Regulatory transition risk, as represented by carbon pricing risk, can be linked in part to the high degree of action needed to shift comparatively weak carbon pricing policies and deliver on climate change goals. Policy measures designed to limit climate change are also likely to vary widely by sector and country as governments chart their national implementation course to reduce emissions. As a result, some Canadian companies will be affected directly or indirectly by policy decisions made internationally on climate risk.
In Canada, the Office of the Superintendent of Financial Institutions (OSFI) has launched a pilot project on climate risk scenarios with the Bank of Canada to understand the risks to the financial system related to the transition to a low-carbon economy. OSFI is also planning to issue expectations on climate risk management with its regulated entities in early 2022.
In Europe, the European Insurance and Occupational Pensions Authority (EIOPA, a European Union financial regulatory institution) published a report in 2020 presenting a sensitivity analysis of climate-related transition risks in the investment portfolio of European insurers. The results show that these investments may expose the insurance sector to transition risks in the event of a drastic alignment to an outcome in line with the aims of the Paris Agreement and other climate change regulations. More recently, EIOPA has proposed adding climate change disclosure requirements for insurers in a series of amendments targeting “more fit-for-purpose” Solvency II reporting.

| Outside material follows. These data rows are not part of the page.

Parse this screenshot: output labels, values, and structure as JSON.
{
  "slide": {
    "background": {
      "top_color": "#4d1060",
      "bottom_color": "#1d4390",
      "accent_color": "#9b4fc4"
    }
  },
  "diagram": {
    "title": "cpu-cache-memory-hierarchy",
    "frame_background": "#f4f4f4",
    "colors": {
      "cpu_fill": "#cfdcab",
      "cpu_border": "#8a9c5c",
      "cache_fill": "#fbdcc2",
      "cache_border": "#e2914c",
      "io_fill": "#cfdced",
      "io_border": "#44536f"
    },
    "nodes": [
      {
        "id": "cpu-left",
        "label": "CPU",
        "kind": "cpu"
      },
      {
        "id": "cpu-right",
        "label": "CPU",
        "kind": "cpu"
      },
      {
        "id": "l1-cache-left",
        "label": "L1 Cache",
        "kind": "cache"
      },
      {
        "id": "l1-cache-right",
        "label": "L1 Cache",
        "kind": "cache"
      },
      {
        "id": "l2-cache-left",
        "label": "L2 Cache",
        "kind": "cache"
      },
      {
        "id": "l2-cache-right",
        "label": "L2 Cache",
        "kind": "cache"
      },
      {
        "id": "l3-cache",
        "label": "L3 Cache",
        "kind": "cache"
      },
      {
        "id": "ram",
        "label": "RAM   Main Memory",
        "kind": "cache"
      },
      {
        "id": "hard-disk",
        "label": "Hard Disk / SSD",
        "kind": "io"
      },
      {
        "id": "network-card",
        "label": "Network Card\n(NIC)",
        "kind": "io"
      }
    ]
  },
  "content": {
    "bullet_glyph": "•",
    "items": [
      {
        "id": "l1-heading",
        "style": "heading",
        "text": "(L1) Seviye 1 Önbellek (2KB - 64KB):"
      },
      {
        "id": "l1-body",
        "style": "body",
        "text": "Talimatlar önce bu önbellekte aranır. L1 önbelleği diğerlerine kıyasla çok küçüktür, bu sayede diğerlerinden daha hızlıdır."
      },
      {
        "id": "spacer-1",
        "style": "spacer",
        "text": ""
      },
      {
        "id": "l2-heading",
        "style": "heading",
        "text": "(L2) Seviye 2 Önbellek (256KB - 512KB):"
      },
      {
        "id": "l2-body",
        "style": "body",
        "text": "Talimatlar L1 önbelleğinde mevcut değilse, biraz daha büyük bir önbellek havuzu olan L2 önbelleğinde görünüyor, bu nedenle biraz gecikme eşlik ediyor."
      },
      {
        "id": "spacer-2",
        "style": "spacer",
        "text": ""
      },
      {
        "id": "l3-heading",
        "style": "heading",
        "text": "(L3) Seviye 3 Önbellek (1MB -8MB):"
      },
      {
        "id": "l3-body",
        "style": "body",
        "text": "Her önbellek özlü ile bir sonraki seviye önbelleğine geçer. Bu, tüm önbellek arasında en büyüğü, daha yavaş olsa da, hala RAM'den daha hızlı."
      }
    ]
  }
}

In this webcast, we will have a team of experienced finance, risk, and actuarial consultants from Oliver Wyman focused on managing the implications of climate change on financial institutions. A particular focus has been on the impact of transition risks on asset risk portfolios over the last two years in Europe and North America. In this context, Oliver Wyman has developed a comprehensive bottom-up credit risk tool together with S&P Global. Alternately, Oliver Wyman Actuarial Consultants in Central Europe have developed a pragmatic top-down approach in line with the current regulatory requirements. Based on their work, they will be sharing their views on what the Canadian insurance industry will need to prepare for the next few years.